  84. Rossow WB, Schiffer RA (1991) ISCCP cloud data products. Bull Am Meteorol Soc 72:2–20CrossRefGoogle Scholar
  85. Rossow WB, Mosher F, Kinsella E, Arking A, Desbois M, Harrison E, Minnis P, Ruprecht E, Seze G, Simmer C, Smith E (1985) ISCCP cloud algorithm intercomparison. J Clim Appl Meteorol 24:877–903CrossRefGoogle Scholar
  86. Rymes M (1998) The SolPos algorithm. National Renewable Energy Laboratory, USA. Accessed 7 May 2011
  87. Şen Z (2008) Solar energy fundamentals and modeling techniques. Springer, LondonGoogle Scholar
  88. Spitters CJT, Toussaint HAJM, Goudriaan J (1986) Separating the diffuse and direct component of global radiation and its implications for modeling canopy photosynthesis. Part I. Components of incoming radiation. Agr For Meteorol 38:217–229CrossRefGoogle Scholar
  89. Stöckli R (2007) LBA-MIP driver data gap filling algorithms. Unpublished. Accessed 7 May 2011
  90. Suits GH (1972) The calculation of the directional reflectance of a vegetative canopy. Remote Sens Environ 2:117–125CrossRefGoogle Scholar
  91. Swinbank WC (1963) Long-wave radiation from clear skies. Q J Roy Meteor Soc 89:339–348CrossRefGoogle Scholar
  92. Walsh RPD (1996) Climate. In: Richards PW, Walsh RPD, Baillie IC, Greig-Smith P (eds) The tropical rain forest, 2nd edn. Cambridge University Press, Cambridge, pp 159–205, 503–540Google Scholar
  93. Weishampel JF, Urban DL (1996) Coupling a spatially-explicit forest gap model with a 3-D solar routine to simulate latitudinal effects. Ecol Model 86:101–111CrossRefGoogle Scholar
  94. Wild M (2008) Short-wave and long-wave surface radiation budgets in GCMs: a review based on the IPCC-AR4/CMIP3 models. Tellus A 60:932–945CrossRefGoogle Scholar
  95. Wright SJ (2005) The El Niño Southern Oscillation influences tree performance in tropical rainforests. In: Bermingham E, Dick CW, Moritz C (eds) Tropical rainforests: past, present, and future. University of Chicago Press, Chicago, pp 295–310, 611–713Google Scholar
  96. Xing Z, Bourque CP, Meng F, Cox RM, Swift DE, Zha T, Chow L (2008) A process-based model designed for filling of large data gaps in tower-based measurements of net ecosystem productivity. Ecol Model 213:165–179CrossRefGoogle Scholar
  97. Zelazowski P, Malhi Y, Huntingford C, Sitch S, Fisher JB (2011) Changes in the potential distribution of humid tropical forests on a warmer planet. Philos Tr R Soc A 369:137–160CrossRefGoogle Scholar

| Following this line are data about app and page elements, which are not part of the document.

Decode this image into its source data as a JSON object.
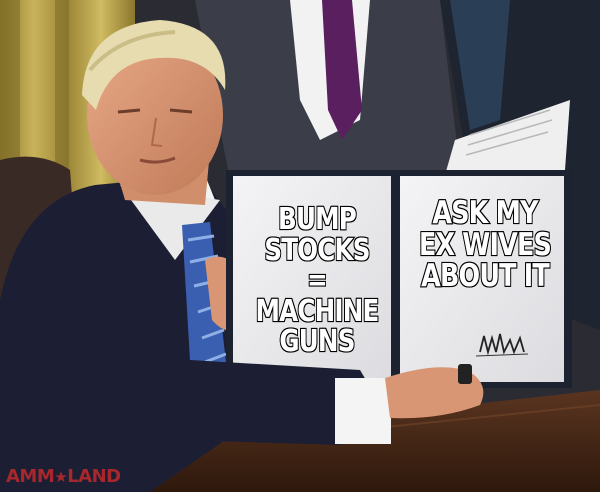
{
  "meme": {
    "left_document_text": "BUMP\nSTOCKS\n= MACHINE\nGUNS",
    "right_document_text": "ASK MY\nEX WIVES\nABOUT IT"
  },
  "watermark": {
    "prefix": "AMM",
    "star": "★",
    "suffix": "LAND"
  },
  "colors": {
    "watermark_red": "#c0292d",
    "suit": "#1c1f33",
    "tie": "#3b5fb0",
    "desk": "#4a2a18",
    "curtain": "#b8a24a"
  }
}
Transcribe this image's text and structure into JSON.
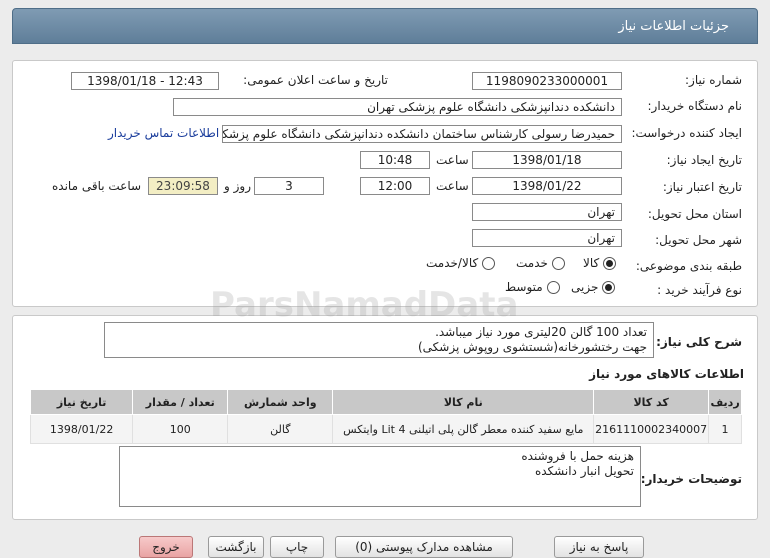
{
  "header": {
    "title": "جزئیات اطلاعات نیاز"
  },
  "form": {
    "need_number_label": "شماره نیاز:",
    "need_number": "1198090233000001",
    "announce_label": "تاریخ و ساعت اعلان عمومی:",
    "announce_value": "1398/01/18 - 12:43",
    "buyer_label": "نام دستگاه خریدار:",
    "buyer_value": "دانشکده دندانپزشکی دانشگاه علوم پزشکی تهران",
    "creator_label": "ایجاد کننده درخواست:",
    "creator_value": "حمیدرضا رسولی کارشناس ساختمان دانشکده دندانپزشکی دانشگاه علوم پزشکی تهران",
    "contact_link": "اطلاعات تماس خریدار",
    "created_date_label": "تاریخ ایجاد نیاز:",
    "created_date": "1398/01/18",
    "time_label": "ساعت",
    "created_time": "10:48",
    "validity_label": "تاریخ اعتبار نیاز:",
    "validity_date": "1398/01/22",
    "validity_time": "12:00",
    "days_value": "3",
    "days_label": "روز و",
    "remaining_value": "23:09:58",
    "remaining_label": "ساعت باقی مانده",
    "province_label": "استان محل تحویل:",
    "province_value": "تهران",
    "city_label": "شهر محل تحویل:",
    "city_value": "تهران",
    "category_label": "طبقه بندی موضوعی:",
    "category_options": [
      "کالا",
      "خدمت",
      "کالا/خدمت"
    ],
    "category_selected": "کالا",
    "process_label": "نوع فرآیند خرید :",
    "process_options": [
      "جزیی",
      "متوسط"
    ],
    "process_selected": "جزیی"
  },
  "summary": {
    "label": "شرح کلی نیاز:",
    "line1": "تعداد 100 گالن 20لیتری مورد نیاز میباشد.",
    "line2": "جهت رختشورخانه(شستشوی روپوش پزشکی)"
  },
  "items_section_title": "اطلاعات کالاهای مورد نیاز",
  "table": {
    "headers": [
      "ردیف",
      "کد کالا",
      "نام کالا",
      "واحد شمارش",
      "تعداد / مقدار",
      "تاریخ نیاز"
    ],
    "rows": [
      [
        "1",
        "2161110002340007",
        "مایع سفید کننده معطر گالن پلی اتیلنی 4 Lit وایتکس",
        "گالن",
        "100",
        "1398/01/22"
      ]
    ]
  },
  "buyer_notes": {
    "label": "توضیحات خریدار:",
    "line1": "هزینه حمل با فروشنده",
    "line2": "تحویل انبار دانشکده"
  },
  "watermark": "ParsNamadData",
  "buttons": {
    "reply": "پاسخ به نیاز",
    "view_docs": "مشاهده مدارک پیوستی (0)",
    "print": "چاپ",
    "back": "بازگشت",
    "exit": "خروج"
  }
}
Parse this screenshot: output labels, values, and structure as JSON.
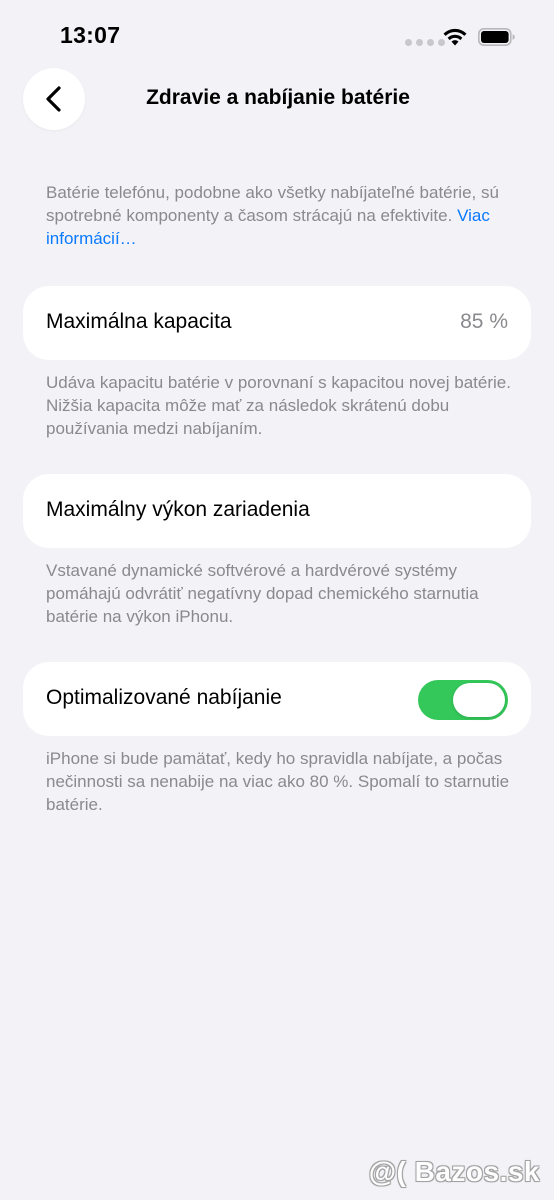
{
  "status_bar": {
    "time": "13:07"
  },
  "header": {
    "title": "Zdravie a nabíjanie batérie",
    "back_icon": "chevron-left-icon"
  },
  "intro": {
    "text": "Batérie telefónu, podobne ako všetky nabíjateľné batérie, sú spotrebné komponenty a časom strácajú na efektivite. ",
    "link_label": "Viac informácií…"
  },
  "max_capacity": {
    "label": "Maximálna kapacita",
    "value": "85 %",
    "footer": "Udáva kapacitu batérie v porovnaní s kapacitou novej batérie. Nižšia kapacita môže mať za následok skrátenú dobu používania medzi nabíjaním."
  },
  "peak_performance": {
    "label": "Maximálny výkon zariadenia",
    "footer": "Vstavané dynamické softvérové a hardvérové systémy pomáhajú odvrátiť negatívny dopad chemického starnutia batérie na výkon iPhonu."
  },
  "optimized_charging": {
    "label": "Optimalizované nabíjanie",
    "enabled": true,
    "footer": "iPhone si bude pamätať, kedy ho spravidla nabíjate, a počas nečinnosti sa nenabije na viac ako 80 %. Spomalí to starnutie batérie."
  },
  "colors": {
    "background": "#f2f2f7",
    "accent_link": "#0a7aff",
    "toggle_on": "#34c759",
    "secondary_text": "#8a8a8e"
  },
  "watermark": {
    "text": "@( Bazos.sk"
  }
}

Copyright information

© Springer-Verlag 2011

Authors and Affiliations

  • Toby R. Marthews
    • 1
    Email author
  • Yadvinder Malhi
    • 1
  • Hiroki Iwata
    • 2
  1. 1.Environmental Change Institute, School of Geography and the EnvironmentUniversity of OxfordOxfordUK
  2. 2.International Arctic Research CenterUniversity of Alaska FairbanksFairbanksUSA

Personalised recommendations